Good landscape design relies upon seven principles that give that design aesthetics and cohesion. Learn these seven principles below.
This principle involves combining all of the textures, colors, objects, and space of the surroundings into an equal distribution that leads to visual attractiveness.
This principle involves the placement of opposing elements together to create visual interest. This can be opposition in color (such as black and white), texture (smooth and rough), shape (circle and square), or any other visual element.
This principle involves the main point of the landscape where the viewers’ eyes and attention will be drawn to. This can be any or a combination of intricate shapes, technological features, statues, bright colors, and more.
This principle involves the size relationship that the individual parts of the design have to each other and to the main landscape design as a whole. Horizontal, vertical, and spatial relationships must be considered in order to come up with a proper proportion that fits the overall design of the landscape.
This principle involves the strategic placement and repetition of the elements that contribute to the landscape’s fundamental structure. Proper rhythm of a landscape can make it seem as if the landscape is moving, which can have a calming effect on people who gaze upon it.
This principle involves refining and minimizing a design to where it is not cluttered.
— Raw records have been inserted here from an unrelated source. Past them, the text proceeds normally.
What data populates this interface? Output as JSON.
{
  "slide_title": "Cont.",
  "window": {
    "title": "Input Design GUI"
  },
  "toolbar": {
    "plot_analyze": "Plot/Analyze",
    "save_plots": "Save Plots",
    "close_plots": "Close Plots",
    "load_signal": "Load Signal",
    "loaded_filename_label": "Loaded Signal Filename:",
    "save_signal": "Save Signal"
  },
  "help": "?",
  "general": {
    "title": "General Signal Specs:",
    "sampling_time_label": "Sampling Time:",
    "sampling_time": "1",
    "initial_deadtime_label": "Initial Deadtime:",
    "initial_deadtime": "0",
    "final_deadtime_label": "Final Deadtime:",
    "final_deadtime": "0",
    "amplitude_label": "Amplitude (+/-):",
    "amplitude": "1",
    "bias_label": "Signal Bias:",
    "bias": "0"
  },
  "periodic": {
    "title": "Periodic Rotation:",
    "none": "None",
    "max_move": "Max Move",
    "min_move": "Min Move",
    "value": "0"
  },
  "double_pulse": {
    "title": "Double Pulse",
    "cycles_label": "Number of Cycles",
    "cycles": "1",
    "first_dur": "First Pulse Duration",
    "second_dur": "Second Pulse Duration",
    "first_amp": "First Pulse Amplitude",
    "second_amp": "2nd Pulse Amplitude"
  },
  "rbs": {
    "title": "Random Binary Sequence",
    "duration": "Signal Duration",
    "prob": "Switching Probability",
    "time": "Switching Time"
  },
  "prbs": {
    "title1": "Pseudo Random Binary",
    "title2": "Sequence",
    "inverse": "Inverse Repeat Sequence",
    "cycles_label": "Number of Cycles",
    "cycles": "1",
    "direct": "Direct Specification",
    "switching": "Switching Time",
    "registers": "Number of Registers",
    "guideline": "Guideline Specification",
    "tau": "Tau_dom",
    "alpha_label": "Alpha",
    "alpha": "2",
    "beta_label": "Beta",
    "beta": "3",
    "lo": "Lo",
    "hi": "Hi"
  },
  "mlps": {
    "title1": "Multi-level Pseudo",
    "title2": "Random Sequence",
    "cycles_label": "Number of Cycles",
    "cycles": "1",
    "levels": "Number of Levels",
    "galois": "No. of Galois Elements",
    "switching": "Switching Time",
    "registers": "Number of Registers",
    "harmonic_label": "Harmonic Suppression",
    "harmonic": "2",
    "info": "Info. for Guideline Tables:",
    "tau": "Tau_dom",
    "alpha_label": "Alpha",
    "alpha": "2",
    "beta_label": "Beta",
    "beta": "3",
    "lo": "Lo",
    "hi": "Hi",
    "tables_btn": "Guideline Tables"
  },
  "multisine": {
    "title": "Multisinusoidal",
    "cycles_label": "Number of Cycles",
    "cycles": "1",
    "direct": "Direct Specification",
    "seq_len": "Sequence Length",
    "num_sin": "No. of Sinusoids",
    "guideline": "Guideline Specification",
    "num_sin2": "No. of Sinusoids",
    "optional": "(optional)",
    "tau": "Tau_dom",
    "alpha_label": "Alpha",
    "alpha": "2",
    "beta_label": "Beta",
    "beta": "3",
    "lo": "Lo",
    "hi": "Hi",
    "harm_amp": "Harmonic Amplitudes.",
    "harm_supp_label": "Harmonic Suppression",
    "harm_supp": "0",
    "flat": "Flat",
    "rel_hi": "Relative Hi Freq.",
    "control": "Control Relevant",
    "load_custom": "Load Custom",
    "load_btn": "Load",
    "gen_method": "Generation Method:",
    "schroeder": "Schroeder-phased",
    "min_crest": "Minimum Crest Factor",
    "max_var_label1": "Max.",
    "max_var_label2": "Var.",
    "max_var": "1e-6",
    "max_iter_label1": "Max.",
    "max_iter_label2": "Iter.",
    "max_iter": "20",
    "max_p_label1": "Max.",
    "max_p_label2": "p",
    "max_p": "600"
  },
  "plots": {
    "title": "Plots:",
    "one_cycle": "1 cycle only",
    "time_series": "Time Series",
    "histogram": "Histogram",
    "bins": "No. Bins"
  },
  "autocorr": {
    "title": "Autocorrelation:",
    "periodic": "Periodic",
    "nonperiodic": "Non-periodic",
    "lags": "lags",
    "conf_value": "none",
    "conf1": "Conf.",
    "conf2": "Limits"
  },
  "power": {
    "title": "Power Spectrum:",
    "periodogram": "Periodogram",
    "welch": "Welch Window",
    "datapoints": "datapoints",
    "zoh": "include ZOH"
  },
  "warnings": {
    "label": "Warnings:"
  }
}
Complex and intricate features can and should be used (such as in water features, architecture, and lighting), but there should not be too many textures, shapes, curves, and colors used to where the overall design is cluttered.
This principle involves the overall design’s various elements coming together to create a completeness or wholeness. In essence, the bushes, trees, grass, and other elements of the landscape should complement each other so that the landscape has an overall, recognizable theme.